Today, Len Tyler follows up on his guest post on Monday with his proposed new ten commandments for classic detective fiction. Enjoy!
1 No violence should take place on the page when it can take place off the page and be reported back without too much upsetting detail.
2 No sexual activity should be included that cannot be easily replicated by a typical crime reader at home, with the aid if necessary of items that are readily obtainable from Waitrose.
3 While not actually denying the existence of modern scientific methods of detection, the crime should as far as possible be solved by logic, ingenuity and sheer British pluck.
4 The police should tolerate, and preferably welcome, the assistance of an amateur detective, especially one who has never come across a murder before.
5 No clue should be discovered by a police officer if it could reasonably have been discovered by the amateur detective.
6 The employment of secret passages is permitted, so long as they are not the entire solution to an otherwise inexplicable murder.
7 Identical twins may be introduced into the book, provided they are knowingly referred to as ‘the Knox brothers’.
8 Nobody shall be murdered in a town if they could have easily traveled to a small village to be murdered.
9 Any technology not available during the Golden Age (mobile phones, internet etc) must fail just when most needed.
10 Snowstorms shall, as a matter of course, last long enough for the amateur detective to investigate all aspects of the case before the police can arrive.

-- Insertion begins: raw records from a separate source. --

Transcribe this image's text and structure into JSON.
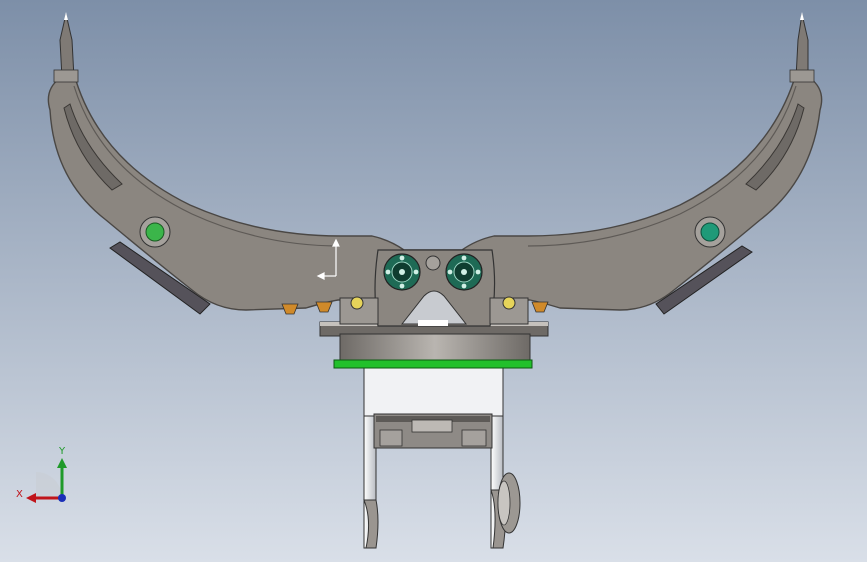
{
  "viewport": {
    "background_top": "#7d8fa8",
    "background_bottom": "#d9dfe8"
  },
  "triad": {
    "x_label": "X",
    "y_label": "Y",
    "x_color": "#c0141b",
    "y_color": "#1f9a2a",
    "z_color": "#1a2fb8"
  },
  "colors": {
    "body": "#8b8680",
    "body_edge": "#4a4744",
    "pad": "#55525a",
    "green_marker": "#3bb54a",
    "teal_marker": "#1f9a78",
    "ring_highlight": "#22c02b"
  }
}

I hope this revision of the rules will be of value to traditional crime writers and of some interest to those who read their books. Those who would like further discussion of these issues - and who might enjoy a fictional killing or two - may like to consider reading Farewell My Herring, the ninth instalment of the Herring series, available (as they say) from all good bookshops and the usual vendors of ebooks